Data for analysis
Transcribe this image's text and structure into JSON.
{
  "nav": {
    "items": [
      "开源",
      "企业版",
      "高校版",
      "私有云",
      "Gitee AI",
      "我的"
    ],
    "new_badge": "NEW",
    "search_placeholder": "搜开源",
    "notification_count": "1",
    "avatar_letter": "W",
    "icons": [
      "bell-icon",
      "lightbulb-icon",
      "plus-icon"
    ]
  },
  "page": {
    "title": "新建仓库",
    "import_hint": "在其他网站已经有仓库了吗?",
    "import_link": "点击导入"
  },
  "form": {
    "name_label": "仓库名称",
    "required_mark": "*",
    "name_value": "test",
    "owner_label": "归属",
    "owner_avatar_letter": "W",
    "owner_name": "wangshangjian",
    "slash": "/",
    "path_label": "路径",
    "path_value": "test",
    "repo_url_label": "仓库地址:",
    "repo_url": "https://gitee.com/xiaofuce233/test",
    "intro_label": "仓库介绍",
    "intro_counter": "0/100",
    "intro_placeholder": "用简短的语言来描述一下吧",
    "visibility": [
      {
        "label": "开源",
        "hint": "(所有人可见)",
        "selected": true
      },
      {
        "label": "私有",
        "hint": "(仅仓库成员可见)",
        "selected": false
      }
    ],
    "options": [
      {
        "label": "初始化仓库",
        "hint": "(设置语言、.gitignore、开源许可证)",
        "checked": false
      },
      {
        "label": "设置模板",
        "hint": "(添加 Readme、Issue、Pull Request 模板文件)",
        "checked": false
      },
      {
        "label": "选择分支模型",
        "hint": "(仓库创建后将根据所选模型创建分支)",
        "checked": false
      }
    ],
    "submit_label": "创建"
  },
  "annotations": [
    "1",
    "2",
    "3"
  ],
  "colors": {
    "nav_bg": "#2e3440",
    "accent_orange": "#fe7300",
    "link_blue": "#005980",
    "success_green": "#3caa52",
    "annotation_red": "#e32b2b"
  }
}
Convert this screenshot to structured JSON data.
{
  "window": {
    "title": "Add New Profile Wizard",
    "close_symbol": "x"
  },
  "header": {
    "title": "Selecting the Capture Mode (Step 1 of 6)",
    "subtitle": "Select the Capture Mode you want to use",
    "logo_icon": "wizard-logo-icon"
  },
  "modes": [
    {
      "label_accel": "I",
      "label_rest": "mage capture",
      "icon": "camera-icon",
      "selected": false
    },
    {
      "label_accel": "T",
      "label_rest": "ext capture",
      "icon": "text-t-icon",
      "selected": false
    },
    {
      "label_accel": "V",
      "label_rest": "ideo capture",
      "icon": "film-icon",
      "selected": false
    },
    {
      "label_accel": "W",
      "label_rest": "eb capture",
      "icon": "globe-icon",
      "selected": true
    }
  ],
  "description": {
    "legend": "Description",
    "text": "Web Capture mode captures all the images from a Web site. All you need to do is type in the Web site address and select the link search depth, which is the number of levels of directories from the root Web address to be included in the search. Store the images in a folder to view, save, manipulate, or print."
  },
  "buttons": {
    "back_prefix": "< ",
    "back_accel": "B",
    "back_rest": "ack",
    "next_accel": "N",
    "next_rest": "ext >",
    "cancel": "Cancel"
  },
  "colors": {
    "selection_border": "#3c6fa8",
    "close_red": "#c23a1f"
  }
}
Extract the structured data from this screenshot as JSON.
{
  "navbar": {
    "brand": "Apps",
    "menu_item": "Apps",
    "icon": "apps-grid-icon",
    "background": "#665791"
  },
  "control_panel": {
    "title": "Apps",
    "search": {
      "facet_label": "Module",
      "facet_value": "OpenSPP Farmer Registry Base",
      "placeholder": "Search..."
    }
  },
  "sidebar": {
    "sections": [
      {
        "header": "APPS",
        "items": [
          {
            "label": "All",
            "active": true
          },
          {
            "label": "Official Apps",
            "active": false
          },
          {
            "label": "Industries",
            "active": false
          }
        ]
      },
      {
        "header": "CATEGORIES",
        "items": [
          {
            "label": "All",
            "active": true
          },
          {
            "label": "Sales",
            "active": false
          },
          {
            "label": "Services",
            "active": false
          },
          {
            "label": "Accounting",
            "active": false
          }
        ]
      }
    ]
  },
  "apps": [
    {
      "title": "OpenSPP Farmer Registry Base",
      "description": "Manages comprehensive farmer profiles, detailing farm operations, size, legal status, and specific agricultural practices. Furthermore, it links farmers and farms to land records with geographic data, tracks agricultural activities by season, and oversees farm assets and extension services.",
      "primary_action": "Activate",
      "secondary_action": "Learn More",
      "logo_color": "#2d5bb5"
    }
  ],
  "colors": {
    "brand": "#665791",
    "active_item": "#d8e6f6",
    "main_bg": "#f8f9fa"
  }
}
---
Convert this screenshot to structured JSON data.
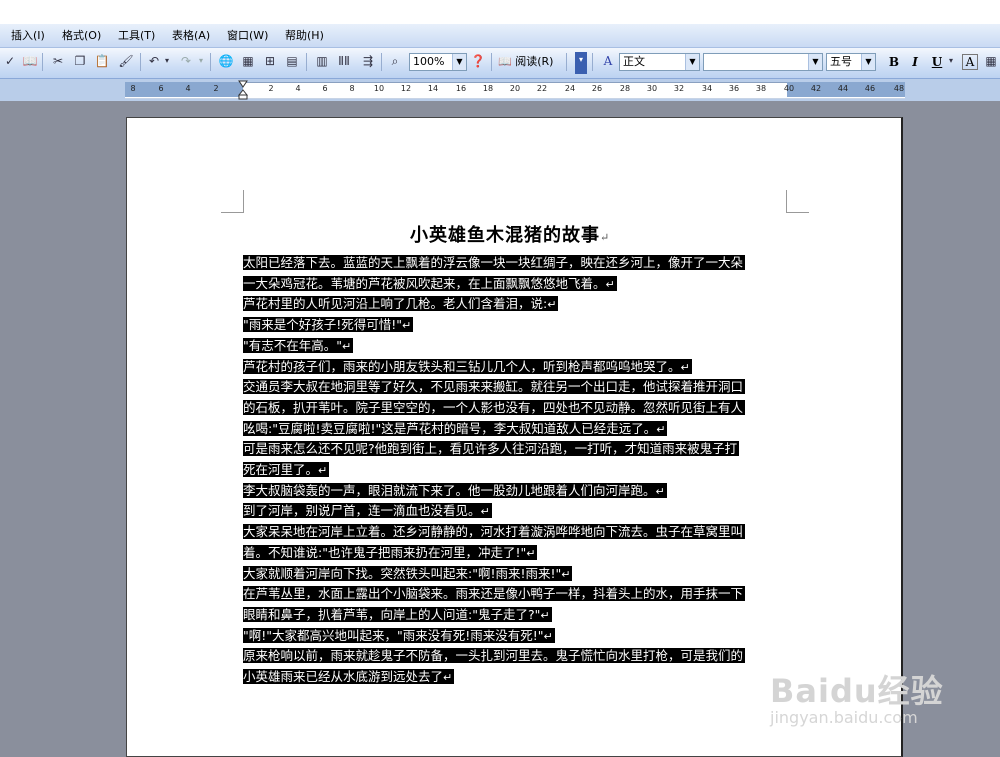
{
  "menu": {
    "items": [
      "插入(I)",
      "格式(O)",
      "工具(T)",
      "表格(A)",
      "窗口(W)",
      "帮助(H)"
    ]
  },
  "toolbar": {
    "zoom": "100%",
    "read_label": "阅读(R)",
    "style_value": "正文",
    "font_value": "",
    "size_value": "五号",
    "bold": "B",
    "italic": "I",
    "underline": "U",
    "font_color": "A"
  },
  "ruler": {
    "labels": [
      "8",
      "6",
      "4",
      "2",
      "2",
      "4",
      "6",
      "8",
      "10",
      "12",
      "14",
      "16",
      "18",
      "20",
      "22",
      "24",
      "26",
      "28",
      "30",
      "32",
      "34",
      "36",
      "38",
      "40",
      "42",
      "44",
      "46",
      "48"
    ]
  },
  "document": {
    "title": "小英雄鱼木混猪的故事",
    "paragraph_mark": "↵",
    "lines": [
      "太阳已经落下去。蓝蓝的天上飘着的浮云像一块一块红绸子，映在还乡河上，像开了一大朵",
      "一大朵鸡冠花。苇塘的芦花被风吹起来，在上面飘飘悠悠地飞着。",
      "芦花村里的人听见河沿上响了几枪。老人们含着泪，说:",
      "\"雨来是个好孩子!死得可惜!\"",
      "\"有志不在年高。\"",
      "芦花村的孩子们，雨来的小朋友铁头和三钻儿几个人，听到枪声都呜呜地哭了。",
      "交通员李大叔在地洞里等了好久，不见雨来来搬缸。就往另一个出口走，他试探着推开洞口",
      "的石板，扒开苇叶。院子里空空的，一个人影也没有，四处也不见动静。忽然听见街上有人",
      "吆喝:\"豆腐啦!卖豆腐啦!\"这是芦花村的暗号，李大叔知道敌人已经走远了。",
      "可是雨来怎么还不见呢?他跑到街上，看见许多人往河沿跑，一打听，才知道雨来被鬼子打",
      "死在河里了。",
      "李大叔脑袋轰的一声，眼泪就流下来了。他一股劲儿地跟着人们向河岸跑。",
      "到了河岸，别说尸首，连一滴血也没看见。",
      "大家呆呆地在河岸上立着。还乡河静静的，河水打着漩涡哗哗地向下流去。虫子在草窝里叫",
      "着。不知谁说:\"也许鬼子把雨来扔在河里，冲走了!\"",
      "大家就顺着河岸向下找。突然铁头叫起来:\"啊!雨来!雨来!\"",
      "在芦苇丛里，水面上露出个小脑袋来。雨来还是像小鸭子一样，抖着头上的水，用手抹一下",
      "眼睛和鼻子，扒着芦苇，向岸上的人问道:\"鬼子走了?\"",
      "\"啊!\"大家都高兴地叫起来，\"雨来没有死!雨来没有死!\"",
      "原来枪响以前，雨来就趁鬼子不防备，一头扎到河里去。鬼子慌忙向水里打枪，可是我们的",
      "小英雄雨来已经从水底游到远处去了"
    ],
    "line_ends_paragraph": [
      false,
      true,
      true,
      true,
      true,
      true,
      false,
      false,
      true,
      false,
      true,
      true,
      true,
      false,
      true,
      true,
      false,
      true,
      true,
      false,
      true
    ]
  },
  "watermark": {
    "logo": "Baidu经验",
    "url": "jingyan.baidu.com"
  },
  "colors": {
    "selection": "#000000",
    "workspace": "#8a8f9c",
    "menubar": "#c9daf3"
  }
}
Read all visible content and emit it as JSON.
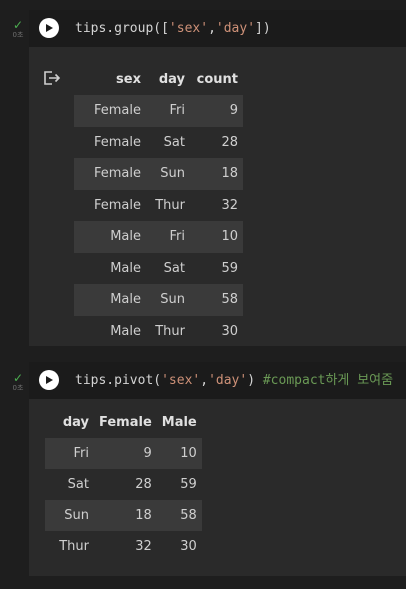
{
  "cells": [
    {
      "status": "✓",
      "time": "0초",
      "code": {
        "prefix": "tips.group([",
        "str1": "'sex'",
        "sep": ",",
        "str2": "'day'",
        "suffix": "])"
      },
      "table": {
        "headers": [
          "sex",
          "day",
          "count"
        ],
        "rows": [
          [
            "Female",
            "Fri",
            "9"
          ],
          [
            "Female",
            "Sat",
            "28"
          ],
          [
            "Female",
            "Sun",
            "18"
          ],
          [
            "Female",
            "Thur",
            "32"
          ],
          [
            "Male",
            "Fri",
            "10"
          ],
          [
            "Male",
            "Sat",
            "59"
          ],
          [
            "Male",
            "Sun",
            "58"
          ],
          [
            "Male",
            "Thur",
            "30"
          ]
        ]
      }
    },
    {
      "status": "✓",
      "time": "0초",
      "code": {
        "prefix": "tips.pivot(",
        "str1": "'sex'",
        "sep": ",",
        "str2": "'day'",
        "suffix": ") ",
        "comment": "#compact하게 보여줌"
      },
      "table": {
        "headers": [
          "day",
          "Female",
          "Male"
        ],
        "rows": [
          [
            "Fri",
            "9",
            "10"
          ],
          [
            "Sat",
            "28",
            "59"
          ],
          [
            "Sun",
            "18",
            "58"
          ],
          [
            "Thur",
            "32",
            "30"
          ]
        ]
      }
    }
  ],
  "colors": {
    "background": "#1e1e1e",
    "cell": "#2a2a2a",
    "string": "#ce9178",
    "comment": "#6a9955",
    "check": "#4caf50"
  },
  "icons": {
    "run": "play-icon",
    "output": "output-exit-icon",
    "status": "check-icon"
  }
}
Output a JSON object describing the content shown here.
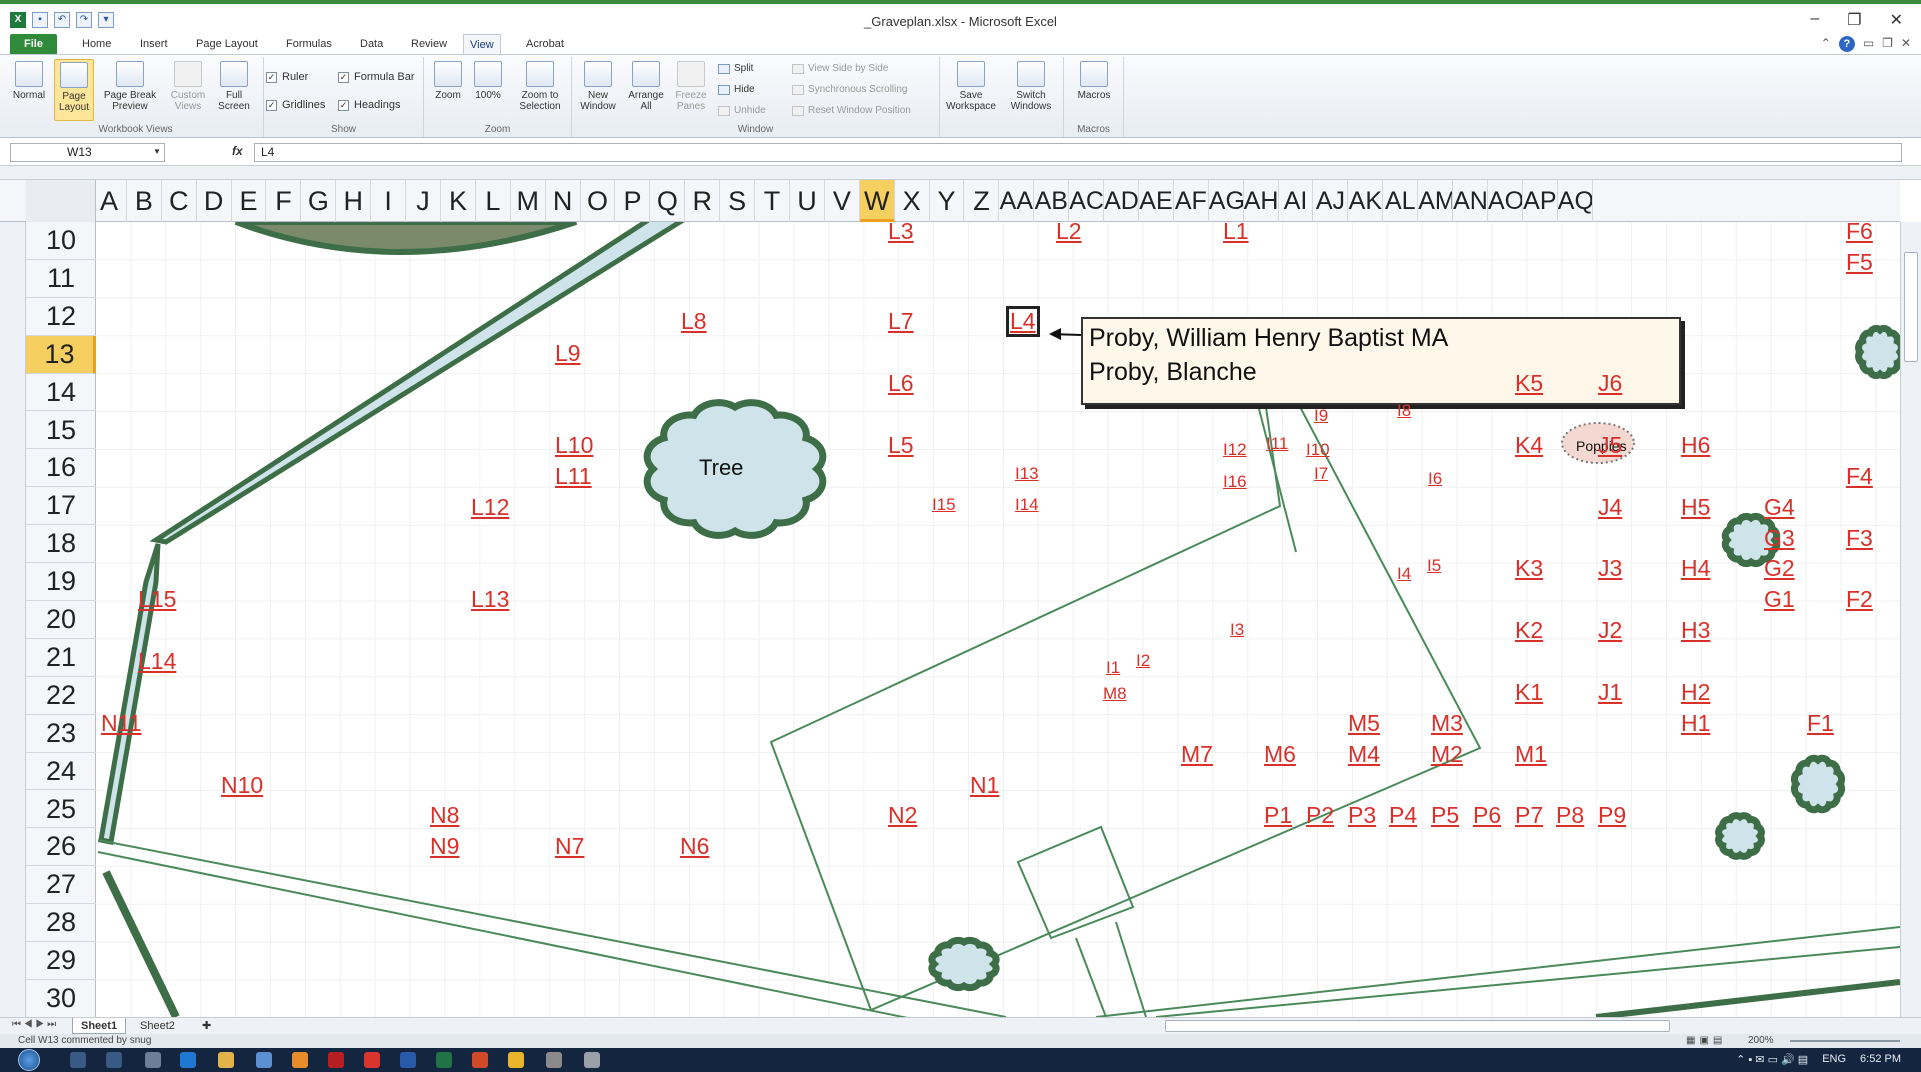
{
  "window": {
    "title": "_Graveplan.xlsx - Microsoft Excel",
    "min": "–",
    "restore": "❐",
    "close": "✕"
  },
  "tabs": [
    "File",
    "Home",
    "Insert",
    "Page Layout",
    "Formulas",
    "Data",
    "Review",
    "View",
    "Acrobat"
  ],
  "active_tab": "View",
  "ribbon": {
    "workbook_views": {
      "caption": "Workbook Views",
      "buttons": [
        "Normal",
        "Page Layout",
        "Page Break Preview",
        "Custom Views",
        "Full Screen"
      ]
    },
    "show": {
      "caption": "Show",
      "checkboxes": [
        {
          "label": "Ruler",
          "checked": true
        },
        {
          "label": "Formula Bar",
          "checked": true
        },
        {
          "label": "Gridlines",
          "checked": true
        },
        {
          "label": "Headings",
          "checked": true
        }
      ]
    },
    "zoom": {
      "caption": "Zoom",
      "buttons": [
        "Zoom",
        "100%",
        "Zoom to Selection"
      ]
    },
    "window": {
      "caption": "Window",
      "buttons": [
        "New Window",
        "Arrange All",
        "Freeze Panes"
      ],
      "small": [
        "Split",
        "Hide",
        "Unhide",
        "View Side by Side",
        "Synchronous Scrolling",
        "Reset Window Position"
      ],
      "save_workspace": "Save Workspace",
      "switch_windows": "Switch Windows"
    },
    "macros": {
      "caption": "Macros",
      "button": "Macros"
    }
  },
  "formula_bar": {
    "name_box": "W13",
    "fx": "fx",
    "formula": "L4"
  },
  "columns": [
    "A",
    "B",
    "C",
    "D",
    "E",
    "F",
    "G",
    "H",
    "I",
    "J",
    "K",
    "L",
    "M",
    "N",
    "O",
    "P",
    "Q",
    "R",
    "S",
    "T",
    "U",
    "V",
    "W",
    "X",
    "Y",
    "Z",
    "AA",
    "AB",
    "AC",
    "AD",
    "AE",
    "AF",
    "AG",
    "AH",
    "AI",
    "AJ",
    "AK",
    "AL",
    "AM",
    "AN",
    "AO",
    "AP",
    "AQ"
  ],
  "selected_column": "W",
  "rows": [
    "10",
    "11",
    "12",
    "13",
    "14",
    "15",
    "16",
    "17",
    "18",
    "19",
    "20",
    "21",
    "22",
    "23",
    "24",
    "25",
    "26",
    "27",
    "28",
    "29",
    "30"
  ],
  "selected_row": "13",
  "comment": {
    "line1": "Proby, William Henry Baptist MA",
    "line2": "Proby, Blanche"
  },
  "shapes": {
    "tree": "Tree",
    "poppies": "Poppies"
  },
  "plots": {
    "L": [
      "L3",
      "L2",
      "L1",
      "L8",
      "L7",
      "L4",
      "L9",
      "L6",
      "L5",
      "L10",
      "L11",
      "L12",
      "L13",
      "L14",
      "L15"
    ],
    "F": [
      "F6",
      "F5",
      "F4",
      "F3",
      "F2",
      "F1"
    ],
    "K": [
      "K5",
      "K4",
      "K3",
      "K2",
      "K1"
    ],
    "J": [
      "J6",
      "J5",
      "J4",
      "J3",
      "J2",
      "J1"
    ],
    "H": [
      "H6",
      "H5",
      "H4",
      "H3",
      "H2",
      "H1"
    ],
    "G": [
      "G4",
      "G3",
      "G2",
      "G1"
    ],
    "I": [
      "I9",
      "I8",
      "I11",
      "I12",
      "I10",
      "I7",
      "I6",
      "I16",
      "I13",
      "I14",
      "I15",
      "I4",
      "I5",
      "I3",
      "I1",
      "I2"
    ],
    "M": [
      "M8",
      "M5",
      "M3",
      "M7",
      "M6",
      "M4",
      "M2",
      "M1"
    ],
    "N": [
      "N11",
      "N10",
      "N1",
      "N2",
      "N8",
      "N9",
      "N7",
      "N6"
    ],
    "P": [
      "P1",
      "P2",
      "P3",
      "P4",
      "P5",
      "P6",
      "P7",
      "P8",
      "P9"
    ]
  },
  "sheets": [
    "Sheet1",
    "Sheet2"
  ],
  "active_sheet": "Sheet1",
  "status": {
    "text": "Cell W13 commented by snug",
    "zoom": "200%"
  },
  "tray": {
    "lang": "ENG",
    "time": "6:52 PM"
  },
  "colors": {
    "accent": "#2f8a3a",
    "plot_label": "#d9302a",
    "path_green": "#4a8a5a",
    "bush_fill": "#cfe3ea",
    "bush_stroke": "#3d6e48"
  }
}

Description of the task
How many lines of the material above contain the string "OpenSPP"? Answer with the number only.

Solution for this exercise
2